◆ YOUR INSTRUCTIONS
Where does "with" appear in the data? Return each line that holds it.

(Component data from apps and pages)

━━━━━━━━━━━━━━━━━━━━━━━━━━━━━━

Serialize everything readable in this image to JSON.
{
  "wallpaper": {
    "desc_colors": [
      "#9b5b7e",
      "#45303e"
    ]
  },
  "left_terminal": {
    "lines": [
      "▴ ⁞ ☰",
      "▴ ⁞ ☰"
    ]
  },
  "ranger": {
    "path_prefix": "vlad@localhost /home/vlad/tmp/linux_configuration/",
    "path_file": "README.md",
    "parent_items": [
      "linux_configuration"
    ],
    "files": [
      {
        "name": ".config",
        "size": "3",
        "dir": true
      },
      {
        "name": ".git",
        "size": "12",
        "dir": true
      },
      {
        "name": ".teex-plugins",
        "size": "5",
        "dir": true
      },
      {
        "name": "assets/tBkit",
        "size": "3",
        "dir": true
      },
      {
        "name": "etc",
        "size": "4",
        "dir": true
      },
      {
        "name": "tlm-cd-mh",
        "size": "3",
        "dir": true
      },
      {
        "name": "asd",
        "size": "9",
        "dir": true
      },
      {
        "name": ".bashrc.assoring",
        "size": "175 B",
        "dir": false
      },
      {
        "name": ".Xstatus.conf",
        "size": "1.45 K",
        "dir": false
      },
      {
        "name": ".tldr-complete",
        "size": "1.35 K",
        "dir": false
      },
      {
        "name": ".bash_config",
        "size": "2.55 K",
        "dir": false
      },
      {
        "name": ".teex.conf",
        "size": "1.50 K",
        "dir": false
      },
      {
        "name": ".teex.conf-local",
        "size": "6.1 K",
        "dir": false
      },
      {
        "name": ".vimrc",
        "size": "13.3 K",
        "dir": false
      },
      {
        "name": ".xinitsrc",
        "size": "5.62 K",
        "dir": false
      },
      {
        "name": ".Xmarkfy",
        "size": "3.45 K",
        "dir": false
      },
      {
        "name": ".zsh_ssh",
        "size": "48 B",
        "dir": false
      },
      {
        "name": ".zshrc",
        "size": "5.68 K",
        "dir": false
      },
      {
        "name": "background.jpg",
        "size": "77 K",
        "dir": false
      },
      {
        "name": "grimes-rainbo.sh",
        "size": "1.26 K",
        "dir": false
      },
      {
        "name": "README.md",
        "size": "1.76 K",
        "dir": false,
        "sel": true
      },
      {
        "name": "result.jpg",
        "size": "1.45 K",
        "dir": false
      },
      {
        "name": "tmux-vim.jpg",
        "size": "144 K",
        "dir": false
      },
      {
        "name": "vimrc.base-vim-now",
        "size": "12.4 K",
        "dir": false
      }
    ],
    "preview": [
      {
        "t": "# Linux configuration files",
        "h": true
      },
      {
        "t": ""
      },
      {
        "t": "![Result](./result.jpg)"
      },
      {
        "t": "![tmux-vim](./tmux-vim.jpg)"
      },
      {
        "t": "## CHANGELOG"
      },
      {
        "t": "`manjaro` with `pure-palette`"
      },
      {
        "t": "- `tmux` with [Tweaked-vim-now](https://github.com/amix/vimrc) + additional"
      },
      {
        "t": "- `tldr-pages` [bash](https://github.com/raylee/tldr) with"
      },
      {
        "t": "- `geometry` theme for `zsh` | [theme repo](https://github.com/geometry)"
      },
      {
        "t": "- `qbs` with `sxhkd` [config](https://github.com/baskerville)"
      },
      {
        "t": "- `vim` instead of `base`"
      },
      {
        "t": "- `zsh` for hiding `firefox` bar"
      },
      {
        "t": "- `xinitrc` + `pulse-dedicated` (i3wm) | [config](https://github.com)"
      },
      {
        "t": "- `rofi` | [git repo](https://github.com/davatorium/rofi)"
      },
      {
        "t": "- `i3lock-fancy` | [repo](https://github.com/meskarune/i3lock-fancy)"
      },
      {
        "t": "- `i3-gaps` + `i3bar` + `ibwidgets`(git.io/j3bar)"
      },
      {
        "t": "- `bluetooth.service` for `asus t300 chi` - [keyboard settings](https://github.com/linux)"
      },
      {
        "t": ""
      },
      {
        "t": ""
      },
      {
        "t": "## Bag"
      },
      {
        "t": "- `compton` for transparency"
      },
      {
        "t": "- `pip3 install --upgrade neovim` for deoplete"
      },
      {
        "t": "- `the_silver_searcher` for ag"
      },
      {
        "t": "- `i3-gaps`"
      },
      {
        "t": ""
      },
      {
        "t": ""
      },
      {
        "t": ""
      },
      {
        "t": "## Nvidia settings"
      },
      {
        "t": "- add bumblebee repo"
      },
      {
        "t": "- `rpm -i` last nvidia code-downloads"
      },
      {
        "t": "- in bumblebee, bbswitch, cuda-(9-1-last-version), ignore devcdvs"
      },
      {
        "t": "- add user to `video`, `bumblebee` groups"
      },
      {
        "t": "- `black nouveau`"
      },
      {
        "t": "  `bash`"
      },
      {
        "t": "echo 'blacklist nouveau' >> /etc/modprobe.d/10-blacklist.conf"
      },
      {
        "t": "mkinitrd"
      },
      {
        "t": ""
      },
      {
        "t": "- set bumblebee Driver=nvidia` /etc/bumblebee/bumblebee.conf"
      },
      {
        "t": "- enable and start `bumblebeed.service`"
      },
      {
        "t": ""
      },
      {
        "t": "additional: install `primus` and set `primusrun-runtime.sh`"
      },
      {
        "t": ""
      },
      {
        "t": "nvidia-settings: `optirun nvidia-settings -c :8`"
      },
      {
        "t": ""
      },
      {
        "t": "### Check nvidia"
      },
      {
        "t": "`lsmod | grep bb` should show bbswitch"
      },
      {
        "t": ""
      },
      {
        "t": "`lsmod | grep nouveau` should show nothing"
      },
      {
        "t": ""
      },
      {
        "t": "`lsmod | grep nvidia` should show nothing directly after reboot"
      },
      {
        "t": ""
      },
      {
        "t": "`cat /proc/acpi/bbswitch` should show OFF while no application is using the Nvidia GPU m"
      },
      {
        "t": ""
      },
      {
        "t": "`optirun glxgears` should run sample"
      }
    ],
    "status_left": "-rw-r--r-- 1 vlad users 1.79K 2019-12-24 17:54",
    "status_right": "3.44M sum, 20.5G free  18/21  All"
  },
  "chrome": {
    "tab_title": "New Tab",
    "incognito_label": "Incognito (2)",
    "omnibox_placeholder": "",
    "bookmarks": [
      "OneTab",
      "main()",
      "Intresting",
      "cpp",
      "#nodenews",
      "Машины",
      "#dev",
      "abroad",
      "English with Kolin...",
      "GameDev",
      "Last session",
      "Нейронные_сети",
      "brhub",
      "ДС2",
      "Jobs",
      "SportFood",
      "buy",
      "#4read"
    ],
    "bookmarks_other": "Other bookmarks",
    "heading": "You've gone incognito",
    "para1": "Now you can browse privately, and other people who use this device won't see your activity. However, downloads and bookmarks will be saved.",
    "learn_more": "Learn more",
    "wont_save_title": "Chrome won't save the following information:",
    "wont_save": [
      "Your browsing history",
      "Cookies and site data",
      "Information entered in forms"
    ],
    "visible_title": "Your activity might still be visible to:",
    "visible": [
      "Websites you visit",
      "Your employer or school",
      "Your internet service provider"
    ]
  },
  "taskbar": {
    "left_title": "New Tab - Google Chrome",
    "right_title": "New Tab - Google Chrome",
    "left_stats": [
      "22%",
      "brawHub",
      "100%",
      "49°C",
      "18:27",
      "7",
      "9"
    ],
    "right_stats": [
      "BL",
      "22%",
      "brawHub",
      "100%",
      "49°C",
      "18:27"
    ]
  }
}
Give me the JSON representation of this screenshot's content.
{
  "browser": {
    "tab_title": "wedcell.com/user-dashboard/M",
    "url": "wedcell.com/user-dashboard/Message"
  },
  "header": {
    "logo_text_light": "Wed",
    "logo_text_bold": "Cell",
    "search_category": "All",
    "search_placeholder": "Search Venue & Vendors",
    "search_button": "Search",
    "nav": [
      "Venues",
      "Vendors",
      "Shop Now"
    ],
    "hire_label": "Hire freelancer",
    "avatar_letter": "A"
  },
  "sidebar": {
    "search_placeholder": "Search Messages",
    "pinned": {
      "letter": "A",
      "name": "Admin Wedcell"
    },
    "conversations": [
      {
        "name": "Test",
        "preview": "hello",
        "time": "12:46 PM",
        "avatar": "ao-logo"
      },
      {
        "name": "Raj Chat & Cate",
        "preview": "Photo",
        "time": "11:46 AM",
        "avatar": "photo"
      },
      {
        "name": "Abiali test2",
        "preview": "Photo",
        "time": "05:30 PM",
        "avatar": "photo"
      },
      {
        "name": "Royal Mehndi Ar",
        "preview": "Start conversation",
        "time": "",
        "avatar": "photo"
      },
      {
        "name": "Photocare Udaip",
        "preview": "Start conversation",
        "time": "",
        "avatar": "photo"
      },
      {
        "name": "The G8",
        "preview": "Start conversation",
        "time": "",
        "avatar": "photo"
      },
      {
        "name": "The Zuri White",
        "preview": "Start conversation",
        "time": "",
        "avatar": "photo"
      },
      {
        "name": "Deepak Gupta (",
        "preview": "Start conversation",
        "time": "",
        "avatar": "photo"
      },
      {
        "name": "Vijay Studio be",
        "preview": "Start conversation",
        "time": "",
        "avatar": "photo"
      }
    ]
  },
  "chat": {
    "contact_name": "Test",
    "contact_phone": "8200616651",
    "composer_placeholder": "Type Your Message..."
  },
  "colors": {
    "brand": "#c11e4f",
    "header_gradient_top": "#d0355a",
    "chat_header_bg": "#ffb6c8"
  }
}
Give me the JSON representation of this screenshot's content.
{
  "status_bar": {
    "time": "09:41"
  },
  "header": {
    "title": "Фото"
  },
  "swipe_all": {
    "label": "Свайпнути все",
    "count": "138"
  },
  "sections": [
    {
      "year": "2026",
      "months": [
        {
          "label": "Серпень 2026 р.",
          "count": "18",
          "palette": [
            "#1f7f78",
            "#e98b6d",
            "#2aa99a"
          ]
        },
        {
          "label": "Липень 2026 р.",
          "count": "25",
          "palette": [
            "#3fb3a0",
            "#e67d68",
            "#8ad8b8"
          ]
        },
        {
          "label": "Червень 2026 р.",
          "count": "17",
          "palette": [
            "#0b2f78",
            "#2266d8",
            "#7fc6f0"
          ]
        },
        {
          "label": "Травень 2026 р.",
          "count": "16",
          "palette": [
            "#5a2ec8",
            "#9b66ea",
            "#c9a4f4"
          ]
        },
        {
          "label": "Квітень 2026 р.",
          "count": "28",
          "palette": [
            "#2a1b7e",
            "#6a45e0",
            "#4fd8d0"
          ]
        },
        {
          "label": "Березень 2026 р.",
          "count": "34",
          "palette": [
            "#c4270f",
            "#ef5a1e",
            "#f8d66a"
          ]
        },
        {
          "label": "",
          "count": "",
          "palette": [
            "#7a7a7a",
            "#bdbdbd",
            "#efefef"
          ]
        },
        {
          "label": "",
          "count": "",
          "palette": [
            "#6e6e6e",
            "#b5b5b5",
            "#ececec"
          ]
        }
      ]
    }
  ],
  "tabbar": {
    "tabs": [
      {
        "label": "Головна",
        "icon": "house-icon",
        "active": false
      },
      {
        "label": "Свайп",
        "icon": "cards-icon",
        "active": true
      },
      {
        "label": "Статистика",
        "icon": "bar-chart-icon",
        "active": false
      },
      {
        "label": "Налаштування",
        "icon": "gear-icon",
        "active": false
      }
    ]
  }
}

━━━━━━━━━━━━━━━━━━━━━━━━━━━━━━

◆ RESULT OF THIS TASK
        "t": "`manjaro` with `pure-palette`"
        "t": "- `tmux` with [Tweaked-vim-now](https://github.com/amix/vimrc) + additional"
        "t": "- `tldr-pages` [bash](https://github.com/raylee/tldr) with"
        "t": "- `qbs` with `sxhkd` [config](https://github.com/baskerville)"
      "English with Kolin...",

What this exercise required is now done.